In one of the first systematic attempts to identify an agenda for improving the governance of management consulting in general, four initial policy themes have emerged in a new research report – reinforce, review, reward and reject. These combine hard and soft governance. The former would not only include reward system reform, but also reinforcing existing regulations and procedures (i.e. in some cases, simply implementing them). Soft governance options concern various forms of reviewing and assessing projects more openly, including through third-party or meta-consultants. When consulting firms carry out so much ‘independent’ evaluation, the question of who evaluates the evaluators is important. Another important option is sometimes rejecting external consultancy in favour of alternative suppliers such as internal resources, including internal consultancy. This may seem obvious, and is a longstanding call, but in certain fields and contexts, consultants have become an almost automatic choice – quick and easy.
|Hard Governance||Soft Governance|
|Reinforce existing governance mechanisms||Review the experience of other clients|
|Reform reward systems for challenge||Reject external consulting when appropriate|
These themes are merely a starting point for a conversation and further research. The academic team need to hear more from consultants, firms, users, non-users, regulators and wider publics. This may occur in different forums, such as around client sectors and, especially, different national contexts as well as the EU, where, to date, there has been much less scrutiny of consultancy use than in many national governments. The premise is that new opportunities for governance are emerging, just as many of the challenges to the industry’s reputation are familiar and longstanding. Anyone can still become a consultant, but it is hard to be a responsible one.
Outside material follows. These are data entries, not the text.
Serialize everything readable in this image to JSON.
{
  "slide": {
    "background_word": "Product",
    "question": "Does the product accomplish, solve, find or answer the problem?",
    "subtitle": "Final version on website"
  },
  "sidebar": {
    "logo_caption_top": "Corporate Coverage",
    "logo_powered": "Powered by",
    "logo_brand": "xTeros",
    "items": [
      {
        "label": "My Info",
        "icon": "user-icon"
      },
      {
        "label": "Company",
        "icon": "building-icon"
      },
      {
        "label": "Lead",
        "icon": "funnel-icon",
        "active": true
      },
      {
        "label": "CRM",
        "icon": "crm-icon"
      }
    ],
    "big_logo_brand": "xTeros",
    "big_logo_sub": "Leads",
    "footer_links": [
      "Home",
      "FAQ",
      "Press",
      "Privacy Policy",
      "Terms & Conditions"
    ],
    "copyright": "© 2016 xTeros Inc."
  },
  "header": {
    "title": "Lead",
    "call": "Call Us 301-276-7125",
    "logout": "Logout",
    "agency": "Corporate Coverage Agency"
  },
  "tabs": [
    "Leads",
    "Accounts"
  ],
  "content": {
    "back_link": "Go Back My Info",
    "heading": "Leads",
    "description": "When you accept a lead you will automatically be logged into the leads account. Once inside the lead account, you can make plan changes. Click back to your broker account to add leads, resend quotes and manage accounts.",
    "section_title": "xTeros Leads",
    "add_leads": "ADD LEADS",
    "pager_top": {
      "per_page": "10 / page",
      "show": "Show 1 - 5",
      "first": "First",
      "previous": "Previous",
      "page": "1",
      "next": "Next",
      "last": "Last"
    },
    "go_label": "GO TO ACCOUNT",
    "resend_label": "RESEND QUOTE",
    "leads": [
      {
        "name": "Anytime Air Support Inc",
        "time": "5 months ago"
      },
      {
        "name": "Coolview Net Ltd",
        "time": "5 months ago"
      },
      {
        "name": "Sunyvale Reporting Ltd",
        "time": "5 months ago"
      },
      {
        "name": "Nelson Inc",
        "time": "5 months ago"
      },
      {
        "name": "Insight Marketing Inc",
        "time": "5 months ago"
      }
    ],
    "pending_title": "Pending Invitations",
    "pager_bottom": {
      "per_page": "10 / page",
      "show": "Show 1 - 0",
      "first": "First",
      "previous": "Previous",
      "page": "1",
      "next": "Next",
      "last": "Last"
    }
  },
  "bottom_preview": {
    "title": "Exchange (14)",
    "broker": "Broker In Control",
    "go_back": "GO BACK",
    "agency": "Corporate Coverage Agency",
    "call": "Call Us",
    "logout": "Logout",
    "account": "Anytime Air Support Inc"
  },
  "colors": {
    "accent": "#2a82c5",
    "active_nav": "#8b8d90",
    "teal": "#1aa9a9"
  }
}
**Guest post from Andrew Sturdy, Professor of Management at the School of Economics, Finance and Management, University of Bristol